For the Bulls, I’d expect them to continue the pace from the second preseason game to push the ball at the Lakers with Rose and Hamilton running. I don’t see Kobe very excited about doing that. Rose once again in Hamilton, like with Ben Gordon, also has someone to take pressure off him in the backcourt.
I also look for Boozer to get something going. You can see the way he came into camp in so much better condition that while he doesn’t say it he’d like to regain some of that respect and affection from the local community.
In the preseason, I also thought Noah was crucial the way he relentlessly defended and ran the court. It’s not something Gasol likes to do and should be an advantage for the Bulls. Still hanging over the team is the history of injuries for Noah, Boozer and Omer Asik, which could derail whatever hopes the Bulls have of a championship.
Despite being the favorite of few — I saw a poll of ESPN writers with 25 of 30 picking Miami to win the title — the Bulls have come into the season seeming to be a quietly confident group after last season’s experience and filling the shooting guard hole that seemed such an issue for mush of last season.
It’s more sprint this time with the Bulls opening with a difficult stretch of their only long Western Conference trip the first week and seven of nine on the road in the first two weeks of the season.
But Thibodeau doesn’t allow anyone to look ahead, other than perhaps the staff who makes hotel reservations.
“We don’t look ahead,” he said. “We concentrate on what’s in front of us. I know it’s a cliché, but you have to go step by step. Every team in this league is capable of beating you. It’s the NBA. Everyone is talented. You’ve got to be ready to play.”
It’s at that point I wondered aloud if the Bulls could make the playoffs. Thibodeau, however, doesn’t always grasp my unique wit, or half of it. Though I have to admit he seems better with the message to the team than I might be.
“We just want to do the right things each and every day and the results will take care of themselves,” he said. “Rebounding, defense, low turnovers. You do those three things and you are constantly in position to win.”
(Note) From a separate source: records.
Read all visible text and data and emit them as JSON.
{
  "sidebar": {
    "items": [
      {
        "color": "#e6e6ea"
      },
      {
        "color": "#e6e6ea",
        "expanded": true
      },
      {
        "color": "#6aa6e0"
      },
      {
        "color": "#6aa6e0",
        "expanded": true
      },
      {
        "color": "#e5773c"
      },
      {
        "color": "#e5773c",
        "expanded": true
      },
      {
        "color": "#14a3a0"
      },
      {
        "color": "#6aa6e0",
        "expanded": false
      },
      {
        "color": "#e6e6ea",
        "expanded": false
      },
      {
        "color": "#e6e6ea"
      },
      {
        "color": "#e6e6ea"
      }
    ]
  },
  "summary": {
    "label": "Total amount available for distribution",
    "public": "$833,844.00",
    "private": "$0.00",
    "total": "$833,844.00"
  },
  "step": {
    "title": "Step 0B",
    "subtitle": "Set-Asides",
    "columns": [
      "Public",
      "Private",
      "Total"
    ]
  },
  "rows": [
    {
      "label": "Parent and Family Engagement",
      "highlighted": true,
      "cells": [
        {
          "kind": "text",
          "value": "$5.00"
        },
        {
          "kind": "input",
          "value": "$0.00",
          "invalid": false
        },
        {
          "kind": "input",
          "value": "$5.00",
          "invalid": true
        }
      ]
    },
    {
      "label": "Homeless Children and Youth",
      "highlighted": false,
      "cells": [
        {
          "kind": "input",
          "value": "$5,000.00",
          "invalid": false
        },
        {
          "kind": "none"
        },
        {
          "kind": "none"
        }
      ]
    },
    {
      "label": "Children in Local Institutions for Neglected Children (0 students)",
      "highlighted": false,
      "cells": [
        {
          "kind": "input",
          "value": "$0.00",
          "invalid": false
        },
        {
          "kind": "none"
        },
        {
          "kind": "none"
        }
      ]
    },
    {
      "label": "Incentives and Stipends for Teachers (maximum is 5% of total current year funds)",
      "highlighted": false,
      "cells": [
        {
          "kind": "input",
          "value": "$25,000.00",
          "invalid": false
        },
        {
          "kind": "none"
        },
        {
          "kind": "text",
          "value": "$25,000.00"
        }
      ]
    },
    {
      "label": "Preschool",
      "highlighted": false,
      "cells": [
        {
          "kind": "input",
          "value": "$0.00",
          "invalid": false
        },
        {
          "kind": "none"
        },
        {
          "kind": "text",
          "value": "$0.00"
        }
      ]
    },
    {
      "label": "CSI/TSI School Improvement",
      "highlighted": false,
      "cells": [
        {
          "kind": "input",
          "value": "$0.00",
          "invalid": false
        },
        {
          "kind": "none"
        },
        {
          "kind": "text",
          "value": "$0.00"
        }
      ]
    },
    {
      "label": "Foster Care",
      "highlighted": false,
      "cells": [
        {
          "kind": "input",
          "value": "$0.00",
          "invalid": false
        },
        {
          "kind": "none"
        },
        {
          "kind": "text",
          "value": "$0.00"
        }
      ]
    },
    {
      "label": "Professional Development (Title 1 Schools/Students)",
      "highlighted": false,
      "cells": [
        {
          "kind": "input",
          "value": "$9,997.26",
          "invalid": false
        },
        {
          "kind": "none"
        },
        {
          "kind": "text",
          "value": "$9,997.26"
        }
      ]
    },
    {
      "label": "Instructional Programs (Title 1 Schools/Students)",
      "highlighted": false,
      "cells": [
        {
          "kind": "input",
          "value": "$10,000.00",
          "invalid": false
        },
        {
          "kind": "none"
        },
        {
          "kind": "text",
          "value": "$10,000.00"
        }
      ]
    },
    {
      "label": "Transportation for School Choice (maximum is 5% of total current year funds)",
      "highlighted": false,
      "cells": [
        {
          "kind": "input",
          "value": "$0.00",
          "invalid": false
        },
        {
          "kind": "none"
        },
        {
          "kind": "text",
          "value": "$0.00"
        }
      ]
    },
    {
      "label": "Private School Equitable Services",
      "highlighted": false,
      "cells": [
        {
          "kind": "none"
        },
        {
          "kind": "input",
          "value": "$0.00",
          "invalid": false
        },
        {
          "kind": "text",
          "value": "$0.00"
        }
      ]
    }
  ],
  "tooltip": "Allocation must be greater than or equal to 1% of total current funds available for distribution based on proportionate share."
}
I’d also say facing Devin Eubanks, Steve Blake and Josh McRoberts. But that’s just me.